Persuasive, informative or complementary?

Economists have long been interested in the mechanism through which advertising affects consumer choice. ‘Persuasive’ theories argue that advertising makes demand less elastic, distorting consumer decision-making. ‘Informative’ theories suggest that advertising helps consumers overcome costly search. The ‘complementary’ view highlights how advertising can enhance the value of a good by, for example, improving its social prestige.
To empirically assess the impact of an advertising ban on consumer switching, prices and health, Pierre needed a model that accommodates all the ways that advertising might alter the shape of demand. This could be done while remaining agnostic about how advertising affects consumer utility: for instance, persuasive and complementary advertising can have empirically indistinguishable effects on consumer demand. To make statements about the impact on consumer welfare, however, a more definitive view was needed.
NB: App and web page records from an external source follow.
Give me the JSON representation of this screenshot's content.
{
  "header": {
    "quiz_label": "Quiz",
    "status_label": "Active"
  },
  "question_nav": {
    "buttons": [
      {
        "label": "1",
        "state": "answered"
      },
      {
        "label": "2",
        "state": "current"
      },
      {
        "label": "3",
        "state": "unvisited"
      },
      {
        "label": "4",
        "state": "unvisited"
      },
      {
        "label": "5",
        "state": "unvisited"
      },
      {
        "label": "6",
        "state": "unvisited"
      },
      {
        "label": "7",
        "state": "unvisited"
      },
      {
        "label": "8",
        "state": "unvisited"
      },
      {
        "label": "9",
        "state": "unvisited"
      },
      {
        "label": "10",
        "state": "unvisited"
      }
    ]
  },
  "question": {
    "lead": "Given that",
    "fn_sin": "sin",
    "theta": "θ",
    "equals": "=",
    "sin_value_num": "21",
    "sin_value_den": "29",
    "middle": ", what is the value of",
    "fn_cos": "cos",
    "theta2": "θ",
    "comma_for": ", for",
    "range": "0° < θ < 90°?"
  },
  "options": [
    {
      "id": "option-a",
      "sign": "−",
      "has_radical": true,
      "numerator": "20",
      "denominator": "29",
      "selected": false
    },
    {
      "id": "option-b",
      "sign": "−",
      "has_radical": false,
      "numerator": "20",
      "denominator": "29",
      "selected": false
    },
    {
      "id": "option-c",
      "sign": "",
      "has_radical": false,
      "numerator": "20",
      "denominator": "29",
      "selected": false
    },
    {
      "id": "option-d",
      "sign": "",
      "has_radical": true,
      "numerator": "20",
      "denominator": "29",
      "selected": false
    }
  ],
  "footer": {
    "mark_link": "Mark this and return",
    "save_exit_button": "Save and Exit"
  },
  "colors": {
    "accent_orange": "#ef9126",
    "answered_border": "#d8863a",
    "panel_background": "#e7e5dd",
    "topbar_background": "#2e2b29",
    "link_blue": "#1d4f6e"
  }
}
Estimating effects

To obtain robust empirical estimates of the causal effects of advertising on consumer choice, Pierre examined the extent to which individuals were exposed to advertising of crisps, looking at the time and TV station chosen by different brands, and consumers’ viewing behavior. Panel data on purchases allowed Pierre’s team to control for several potentially confounding factors.
Brand advertising may be predatory, taking market share from rival products; or it might be cooperative, so that more advertising for one product increases demand for other products. Pierre’s demand specification allowed for the possibility that advertising was either predatory, cooperative or both.
People are unlikely to instantly forget adverts they see, so Pierre also allowed for the possibility that advertising effects demand both now and in the future. His price-setting model allowed him to capture how firms would adjust prices in response to a ban.

Consumer demand

Pierre’s research shows that advertising lowers the willingness of consumers to pay for healthier crisps. It also lowers the price sensitivity of demand and encourages people to switch to larger pack sizes. He finds evidence of both predatory and cooperative advertising. Overall, advertising expands the size of the market.
If advertising were banned and firms did not respond by changing prices, Pierre estimates that the total quantity of crisps sold would fall by around 15% – leading to similar falls in energy, saturated fat and salt from crisps. These health gains would be partially mitigated by people switching to other junk food, which was found to be more likely than adopting healthier snacks.

Firms’ response

Firms would face incentives to change their prices following any advertising ban. Advertising makes demand less elastic, so a ban raises the sensitivity of demand to prices, and encourages firms to lower prices. This is intuitive, says Pierre: banning competition in advertising intensifies price competition.
The response of firms to the ban offsets the reduction in demand for crisps that results directly from the absence of advertising. Prices in the market fall by 4% on average, and therefore in equilibrium the ban lowers demand for crisps by around 10% – which is two-thirds the reduction if prices were held constant.

Food for thought

Pierre’s research shows that a ban on crisp advertising would lead to health gains from lower consumption. But these health gains will be limited by firms lowering prices, which leads to an offsetting increase in demand; and by some consumers substituting crisps with other junk foods.
His analysis relies on carefully modelling the channels by which advertising can influence consumer demands. To take the analysis further and make welfare statements, he says researchers need to be more precise about whether advertising is persuasive, informative or complementary.
In addition to advertising regulation, Pierre and his co-authors recommend careful analysis of the efficiency of junk food taxes, examining how they might be targeted to improve consumer behavior.